Ah, what can I say about The Widow?
Well, if you like a good psychological thriller that will rock your world, keep looking, because this was exceptionally bad.
I know better than to believe a book’s back cover when it says, “Perfect for fans of Gone Girl and The Girl on the Train!” I know that’s entirely a marketing scheme by publishers to sell books. That’s not why I bought The Widow. I bought it because it sounded interesting and I thought it would give an interesting and thrilling voice and story to the woman behind a man who did something terrible. I’m now learning that not only do publishers compare their latest novel to other bestsellers to sell books, but they also word their back-cover premises to sell books and, as a result, completely mislead the story. The Widow offers you none of what the back cover promises, trust me.
This thriller is supposed to be about a woman, Jean Taylor, whose husband dies unexpectedly when he is hit by a bus. Not only that, but her husband, Glen Taylor, was certainly a man of interest in the years before his death, suspected of kidnapping and murdering a young girl who went missing four years prior. So when he dies, you expect Jean to shed her layer of anti-feminist compliance and become a badass or something, right?

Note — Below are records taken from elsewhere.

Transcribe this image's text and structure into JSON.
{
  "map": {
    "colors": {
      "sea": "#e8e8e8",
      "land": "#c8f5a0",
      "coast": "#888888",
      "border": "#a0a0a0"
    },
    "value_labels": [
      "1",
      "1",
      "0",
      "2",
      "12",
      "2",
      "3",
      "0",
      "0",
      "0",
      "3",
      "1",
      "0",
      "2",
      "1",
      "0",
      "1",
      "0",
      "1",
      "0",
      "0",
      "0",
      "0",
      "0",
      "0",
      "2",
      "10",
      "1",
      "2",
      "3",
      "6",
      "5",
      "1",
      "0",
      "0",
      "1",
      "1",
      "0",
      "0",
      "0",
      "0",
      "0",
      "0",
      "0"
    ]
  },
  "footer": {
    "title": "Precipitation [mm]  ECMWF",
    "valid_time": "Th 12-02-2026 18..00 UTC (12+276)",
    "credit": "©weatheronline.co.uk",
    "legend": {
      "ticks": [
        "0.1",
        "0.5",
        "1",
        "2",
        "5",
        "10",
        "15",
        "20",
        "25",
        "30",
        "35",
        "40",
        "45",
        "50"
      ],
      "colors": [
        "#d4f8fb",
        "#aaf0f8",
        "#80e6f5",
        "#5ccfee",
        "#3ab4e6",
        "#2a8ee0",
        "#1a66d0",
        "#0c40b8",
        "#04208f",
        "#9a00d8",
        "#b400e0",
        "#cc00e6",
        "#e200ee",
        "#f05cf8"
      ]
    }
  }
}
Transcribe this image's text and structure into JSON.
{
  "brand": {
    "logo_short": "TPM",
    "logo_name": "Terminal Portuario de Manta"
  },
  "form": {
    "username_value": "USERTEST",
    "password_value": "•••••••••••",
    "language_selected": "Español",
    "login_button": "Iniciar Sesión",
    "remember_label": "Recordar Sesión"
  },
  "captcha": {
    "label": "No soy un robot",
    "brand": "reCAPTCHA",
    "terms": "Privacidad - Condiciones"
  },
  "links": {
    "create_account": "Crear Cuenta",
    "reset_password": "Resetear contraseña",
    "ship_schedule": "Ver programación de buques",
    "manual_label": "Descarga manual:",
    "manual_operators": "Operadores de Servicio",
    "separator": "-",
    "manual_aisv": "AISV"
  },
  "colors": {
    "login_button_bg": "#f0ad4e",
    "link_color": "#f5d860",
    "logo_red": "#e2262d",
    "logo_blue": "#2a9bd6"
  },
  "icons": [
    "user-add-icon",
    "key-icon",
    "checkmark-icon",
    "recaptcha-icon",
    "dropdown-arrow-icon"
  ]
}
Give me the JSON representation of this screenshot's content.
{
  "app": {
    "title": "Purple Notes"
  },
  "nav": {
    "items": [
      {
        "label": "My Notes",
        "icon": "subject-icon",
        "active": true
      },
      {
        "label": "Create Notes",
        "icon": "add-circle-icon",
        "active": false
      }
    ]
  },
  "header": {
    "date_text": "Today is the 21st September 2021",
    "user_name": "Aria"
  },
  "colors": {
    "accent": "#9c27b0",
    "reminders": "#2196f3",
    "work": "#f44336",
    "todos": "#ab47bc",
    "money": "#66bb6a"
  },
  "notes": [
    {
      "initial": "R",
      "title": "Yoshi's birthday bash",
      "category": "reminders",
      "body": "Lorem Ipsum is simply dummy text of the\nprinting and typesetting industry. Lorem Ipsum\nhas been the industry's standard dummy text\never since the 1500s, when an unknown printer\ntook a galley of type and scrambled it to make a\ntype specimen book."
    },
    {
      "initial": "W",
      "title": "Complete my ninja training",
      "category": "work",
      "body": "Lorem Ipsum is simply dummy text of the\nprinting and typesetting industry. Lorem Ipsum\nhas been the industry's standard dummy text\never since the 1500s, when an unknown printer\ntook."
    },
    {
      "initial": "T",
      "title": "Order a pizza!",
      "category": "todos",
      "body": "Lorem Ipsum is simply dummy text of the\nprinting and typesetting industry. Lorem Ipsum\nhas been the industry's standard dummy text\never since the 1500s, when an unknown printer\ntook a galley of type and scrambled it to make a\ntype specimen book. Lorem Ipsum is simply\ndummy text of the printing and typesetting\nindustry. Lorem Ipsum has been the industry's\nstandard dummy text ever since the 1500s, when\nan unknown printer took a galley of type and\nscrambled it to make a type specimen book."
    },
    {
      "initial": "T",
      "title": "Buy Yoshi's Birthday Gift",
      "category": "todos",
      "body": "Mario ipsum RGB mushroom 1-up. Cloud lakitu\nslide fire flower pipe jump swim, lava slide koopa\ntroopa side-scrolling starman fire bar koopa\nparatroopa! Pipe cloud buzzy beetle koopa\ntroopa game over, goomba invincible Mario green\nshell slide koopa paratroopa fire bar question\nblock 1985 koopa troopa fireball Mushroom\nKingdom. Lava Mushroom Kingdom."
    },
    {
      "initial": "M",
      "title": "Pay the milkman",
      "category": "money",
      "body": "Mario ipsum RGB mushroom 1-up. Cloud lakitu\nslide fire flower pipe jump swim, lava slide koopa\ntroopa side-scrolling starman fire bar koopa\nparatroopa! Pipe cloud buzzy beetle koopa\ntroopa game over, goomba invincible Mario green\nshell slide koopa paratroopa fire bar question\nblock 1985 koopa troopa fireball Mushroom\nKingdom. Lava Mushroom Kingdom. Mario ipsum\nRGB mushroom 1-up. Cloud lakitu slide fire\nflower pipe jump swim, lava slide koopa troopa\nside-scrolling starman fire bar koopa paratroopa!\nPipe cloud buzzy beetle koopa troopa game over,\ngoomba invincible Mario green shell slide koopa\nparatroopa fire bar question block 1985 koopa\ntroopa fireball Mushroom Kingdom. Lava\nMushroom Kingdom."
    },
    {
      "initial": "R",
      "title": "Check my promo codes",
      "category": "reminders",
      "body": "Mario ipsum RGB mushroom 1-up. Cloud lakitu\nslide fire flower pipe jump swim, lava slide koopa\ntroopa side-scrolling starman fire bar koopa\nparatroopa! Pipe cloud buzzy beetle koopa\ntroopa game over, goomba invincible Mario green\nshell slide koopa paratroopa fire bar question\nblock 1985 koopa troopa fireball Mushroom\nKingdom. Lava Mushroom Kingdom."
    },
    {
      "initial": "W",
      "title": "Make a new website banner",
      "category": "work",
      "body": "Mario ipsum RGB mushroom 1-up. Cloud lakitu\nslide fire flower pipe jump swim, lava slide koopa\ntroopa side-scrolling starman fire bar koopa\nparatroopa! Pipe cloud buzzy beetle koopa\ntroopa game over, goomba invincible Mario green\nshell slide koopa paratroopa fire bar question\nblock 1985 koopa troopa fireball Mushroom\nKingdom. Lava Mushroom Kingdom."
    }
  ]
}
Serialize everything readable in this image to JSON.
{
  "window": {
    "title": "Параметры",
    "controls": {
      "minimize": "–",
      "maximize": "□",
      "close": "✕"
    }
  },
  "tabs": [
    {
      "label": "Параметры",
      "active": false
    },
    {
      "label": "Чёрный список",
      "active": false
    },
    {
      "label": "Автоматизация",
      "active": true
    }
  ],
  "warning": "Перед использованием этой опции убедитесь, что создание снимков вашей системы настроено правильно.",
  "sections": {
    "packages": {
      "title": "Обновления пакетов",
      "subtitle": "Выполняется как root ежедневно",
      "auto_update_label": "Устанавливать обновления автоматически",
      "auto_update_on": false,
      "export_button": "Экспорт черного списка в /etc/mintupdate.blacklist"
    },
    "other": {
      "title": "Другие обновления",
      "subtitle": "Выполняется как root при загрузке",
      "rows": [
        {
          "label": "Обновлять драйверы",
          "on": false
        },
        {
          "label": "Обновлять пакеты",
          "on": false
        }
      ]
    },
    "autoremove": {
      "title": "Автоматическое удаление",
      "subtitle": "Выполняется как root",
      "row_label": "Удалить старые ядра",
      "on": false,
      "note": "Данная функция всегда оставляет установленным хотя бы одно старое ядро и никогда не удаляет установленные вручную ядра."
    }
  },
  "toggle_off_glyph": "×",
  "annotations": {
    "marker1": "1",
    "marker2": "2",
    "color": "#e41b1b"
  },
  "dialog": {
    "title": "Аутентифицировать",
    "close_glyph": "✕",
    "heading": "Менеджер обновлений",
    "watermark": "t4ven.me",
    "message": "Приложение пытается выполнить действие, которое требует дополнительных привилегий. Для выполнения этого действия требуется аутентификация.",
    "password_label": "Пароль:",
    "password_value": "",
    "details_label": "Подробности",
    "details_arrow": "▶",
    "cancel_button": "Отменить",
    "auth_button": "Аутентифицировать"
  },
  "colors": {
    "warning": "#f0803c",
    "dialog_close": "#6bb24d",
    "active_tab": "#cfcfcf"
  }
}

Wrong. She stays exactly the same. She changes nothing. She is still a scared and emotionally immature widow who stood behind her husband when he really didn’t deserve it. That’s not to say she stood behind him out of shear human decency, no. She merely stood behind him because she didn’t know any better.
The Widow does not offer a particularly liberating view of women, nor a portrait of a marriage. I may need to quickly go check a calendar, but it is 2016, right? Not 1956? In what universe are readers supposed to be intrigued by a woman who passively agrees to every eyebrow-raising thing her husband does, from losing jobs to explaining away his habit to watch online pornography? Does the lady who wrote this book really expect her readers to be riveted by a woman standing behind her husband, just because he’s her husband and that’s what she “has to do”? C’mon.
But the thing that bothers me most about The Widow is that it completely fails as a character study, which was one thing that it could have particularly excelled at. Let me accept for a minute that Jean Taylor is not the feministic thriller heroine I enjoy. I’ll accept that, for argument’s sake. I’m willing to accept any kind of character if their testimony is convincing enough, and that’s just the problem here. In a novel whose title and back-cover description promise an intriguing delve into the mind of a woman who kept her husband’s secrets for too long, testimony and revelations on Jean’s part are shockingly infrequent in The Widow. I don’t feel I know Jean Taylor any better than she knows herself. This is a clear sign of weak characters and plot, not to mention the fact that the majority of the novel is from the perspectives of boring, commonplace police detectives trying to figure out what happened to a little girl. Just…don’t read this. 2/5 stars.